== Segment start ==

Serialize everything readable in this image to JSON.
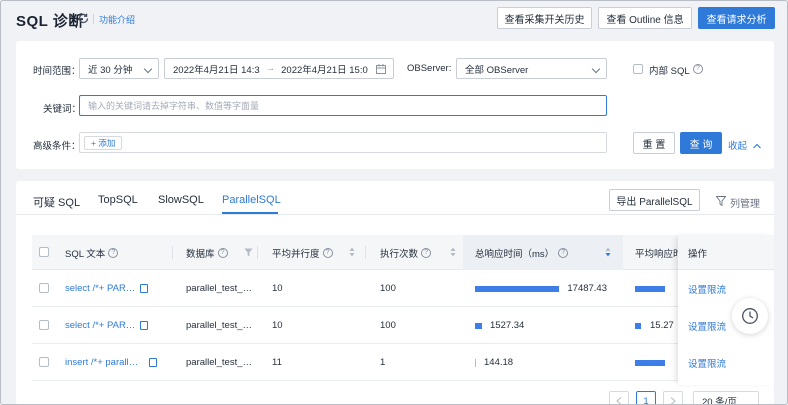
{
  "header": {
    "title": "SQL 诊断",
    "feature_link": "功能介绍",
    "btn_history": "查看采集开关历史",
    "btn_outline": "查看 Outline 信息",
    "btn_analysis": "查看请求分析"
  },
  "filters": {
    "time_range_label": "时间范围：",
    "time_range_value": "近 30 分钟",
    "start_time": "2022年4月21日 14:3",
    "arrow": "→",
    "end_time": "2022年4月21日 15:0",
    "observer_label": "OBServer:",
    "observer_value": "全部 OBServer",
    "internal_sql_label": "内部 SQL",
    "keyword_label": "关键词：",
    "keyword_placeholder": "输入的关键词请去掉字符串、数值等字面量",
    "advanced_label": "高级条件：",
    "add_label": "+ 添加",
    "reset_label": "重 置",
    "query_label": "查 询",
    "collapse_label": "收起"
  },
  "tabs": [
    {
      "label": "可疑 SQL"
    },
    {
      "label": "TopSQL"
    },
    {
      "label": "SlowSQL"
    },
    {
      "label": "ParallelSQL"
    }
  ],
  "export_label": "导出 ParallelSQL",
  "column_manage_label": "列管理",
  "table": {
    "columns": [
      "SQL 文本",
      "数据库",
      "平均并行度",
      "执行次数",
      "总响应时间（ms）",
      "平均响应时",
      "操作"
    ],
    "rows": [
      {
        "sql": "select /*+ PAR…",
        "db": "parallel_test_…",
        "avg_parallel": "10",
        "exec_count": "100",
        "total_ms": "17487.43",
        "total_frac": 1.0,
        "avg_frac": 0.6,
        "avg_ms": "",
        "op": "设置限流"
      },
      {
        "sql": "select /*+ PAR…",
        "db": "parallel_test_…",
        "avg_parallel": "10",
        "exec_count": "100",
        "total_ms": "1527.34",
        "total_frac": 0.087,
        "avg_frac": 0.09,
        "avg_ms": "15.27",
        "op": "设置限流"
      },
      {
        "sql": "insert /*+ parall…",
        "db": "parallel_test_…",
        "avg_parallel": "11",
        "exec_count": "1",
        "total_ms": "144.18",
        "total_frac": 0.008,
        "avg_frac": 0.5,
        "avg_ms": "",
        "op": "设置限流"
      }
    ]
  },
  "pagination": {
    "current_page": "1",
    "page_size": "20 条/页"
  },
  "colors": {
    "accent": "#2f7ad9",
    "bar": "#3d7fe6"
  }
}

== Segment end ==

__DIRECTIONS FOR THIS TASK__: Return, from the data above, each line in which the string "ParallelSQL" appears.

__EXERCISE SOLUTION__:
      "label": "ParallelSQL"
  "export_label": "导出 ParallelSQL",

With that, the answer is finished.